noun, plural ca·pac·i·ties.
- maximum possible output.
Origin of capacity
Synonyms for capacity
Related Words for capacityscope, space, quantity, size, readiness, strength, talent, power, facility, capability, efficiency, skill, competence, extent, proportions, sweep, measure, contents, retention, dimensions
Examples from the Web for capacity
Contemporary Examples of capacity
Specifically, the pilots got themselves into a high altitude stall, where the wings lose the capacity to provide lift.Flight 8501 Poses Question: Are Modern Jets Too Automated to Fly?

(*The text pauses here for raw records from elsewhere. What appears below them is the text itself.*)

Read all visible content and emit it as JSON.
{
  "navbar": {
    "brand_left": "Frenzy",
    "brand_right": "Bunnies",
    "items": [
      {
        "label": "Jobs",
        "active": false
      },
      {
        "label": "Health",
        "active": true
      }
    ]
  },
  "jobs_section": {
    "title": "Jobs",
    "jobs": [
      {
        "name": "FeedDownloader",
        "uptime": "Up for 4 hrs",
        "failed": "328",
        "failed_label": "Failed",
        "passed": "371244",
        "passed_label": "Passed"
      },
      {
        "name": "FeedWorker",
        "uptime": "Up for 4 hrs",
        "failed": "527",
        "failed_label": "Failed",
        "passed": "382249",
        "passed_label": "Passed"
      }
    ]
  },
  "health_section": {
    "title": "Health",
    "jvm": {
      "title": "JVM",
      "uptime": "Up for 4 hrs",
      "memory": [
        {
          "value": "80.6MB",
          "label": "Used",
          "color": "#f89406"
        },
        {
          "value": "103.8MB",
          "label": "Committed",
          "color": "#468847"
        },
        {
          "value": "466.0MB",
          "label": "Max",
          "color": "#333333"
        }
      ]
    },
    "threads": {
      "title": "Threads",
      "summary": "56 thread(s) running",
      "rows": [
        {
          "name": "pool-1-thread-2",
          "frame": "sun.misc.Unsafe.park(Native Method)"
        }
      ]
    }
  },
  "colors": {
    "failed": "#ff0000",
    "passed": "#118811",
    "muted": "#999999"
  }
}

January 4, 2015
Foxx says that he thinks this generation has the capacity to keep pushing through racial barriers.Jamie Foxx: Get Over the Black ‘Annie’
December 20, 2014
First up is the larger wash still, its capacity ranging from 25,000 to 30,000 liters.When It Comes to Great Whisky, The Size of Your Still Matters
December 9, 2014
We are overwhelmed with data from every quarter, and our capacity to filter fact from fraud is limited.The Facts About Ferguson Matter, Dammit
December 3, 2014
It was beyond the capacity of any human cryptologist to decipher the signals.The Castration of Alan Turing, Britain’s Code-Breaking WWII Hero
November 29, 2014
Historical Examples of capacity
I have an abiding faith in their capacity, integrity and high purpose.
Be it considered, also, that men often overestimate their capacity for evil.Fancy's Show-Box (From "Twice Told Tales")
It is not a question of His giving, but of my capacity to take.
In growth all is adjusted to capacity; it is not meant to shock, force, or frighten.
There is a fascination in this view in its capacity for change.Yorkshire Painted And Described
noun plural -ties
- the maximum amount something can contain or absorb (esp in the phrase filled to capacity)
- (as modifier)a capacity crowd
- the number of words or characters that can be stored in a particular storage device
- the range of numbers that can be processed in a register
Word Origin for capacity
early 15c., from Middle French capacité "ability to hold" (15c.), from Latin capacitatem (nominative capacitas) "breadth, capacity, capability of holding much," noun of state from capax (genitive capacis) "able to hold much," from capere "to take" (see capable). Meaning "largest audience a place can hold" is 1908.